After much anticipation, the United States Department of Labor has issued a final overtime rule that will increase the overtime-exempt earning salary threshold under the FLSA. The rule will take effect on January 1, 2020. The DOL’s estimates indicate that the new rule will make 1.3 million American employees newly eligible for overtime pay by:

  • raising the “standard salary level”;
  • raising the total annual compensation requirement for “highly compensated employees” (HCEs);
  • allowing employers to include nondiscretionary bonuses, commissions, and other incentive payments paid at least annually to satisfy up to 10 percent of the standard salary level; and
  • revising the special salary levels for workers in U.S. territories and the motion picture industry.

The standard salary level will increase to $35,568 per year ($684 per week), which means that employees earning less than that amount will generally be eligible for overtime pay as non-exempt employees.  This represents approximately a 50% increase over the current overtime exemption threshold of $23,660 per year ($455 per week).  The total annual compensation threshold for HCEs will increase about 7% from $100,000 per year to $107,432 per year (with employers paying at least $684 weekly on a salary or fee basis).

Announced on September 24, 2019, the DOL stated that it would more regularly update the standard salary level and HCE total compensation level through notice-and-comment rulemaking every four years.  The DOL left the duties test for executive, administrative, and professional overtime exemptions unchanged.  When compared to the prior proposed rule from 2016 (which proposed an increase closer to approximately $47,000), this new final rule has been viewed by many employers as a more reasonable threshold to administer.

In light of this final rule, employers should review employee earnings and budget data and start generating financial forecasts to evaluate whether it makes more business sense to raise salaries or reclassify employees as non-exempt.  Employers who expect to reclassify employees as non-exempt will need to develop a strategy for communicating this change to the affected employees and for helping the affected employees comply with time-keeping requirements. For employers who wish to keep or reclassify employees as exempt from overtime, it is also worth reminding that they must meet both the new standard salary level and meet the duties test under the FLSA.

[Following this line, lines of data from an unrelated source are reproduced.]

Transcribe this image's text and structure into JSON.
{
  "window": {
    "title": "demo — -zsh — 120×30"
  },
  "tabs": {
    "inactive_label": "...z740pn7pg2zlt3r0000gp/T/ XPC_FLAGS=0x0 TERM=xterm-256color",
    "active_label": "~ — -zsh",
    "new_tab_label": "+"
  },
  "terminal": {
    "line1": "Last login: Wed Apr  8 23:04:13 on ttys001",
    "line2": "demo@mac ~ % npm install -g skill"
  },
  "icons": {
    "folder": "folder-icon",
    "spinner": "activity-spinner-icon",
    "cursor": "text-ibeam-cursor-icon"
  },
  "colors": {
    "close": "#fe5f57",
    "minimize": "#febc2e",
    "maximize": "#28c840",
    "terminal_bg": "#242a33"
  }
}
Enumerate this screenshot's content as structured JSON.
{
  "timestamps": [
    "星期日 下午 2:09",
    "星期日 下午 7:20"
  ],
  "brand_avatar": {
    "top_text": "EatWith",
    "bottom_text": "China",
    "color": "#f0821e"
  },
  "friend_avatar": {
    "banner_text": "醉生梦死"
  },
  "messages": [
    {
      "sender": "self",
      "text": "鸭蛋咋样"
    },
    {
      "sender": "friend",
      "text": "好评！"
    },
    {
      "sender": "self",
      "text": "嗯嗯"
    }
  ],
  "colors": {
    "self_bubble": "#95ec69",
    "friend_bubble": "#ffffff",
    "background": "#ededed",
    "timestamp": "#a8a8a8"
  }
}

If your business has any questions or issues regarding this or any other matter, please do not hesitate to contact us.  This presents an excellent time for employers to revisit their FLSA classifications in general to ensure consistency throughout the workforce.  We would welcome the opportunity to help you effectively and efficiently comply with the DOL’s final rule.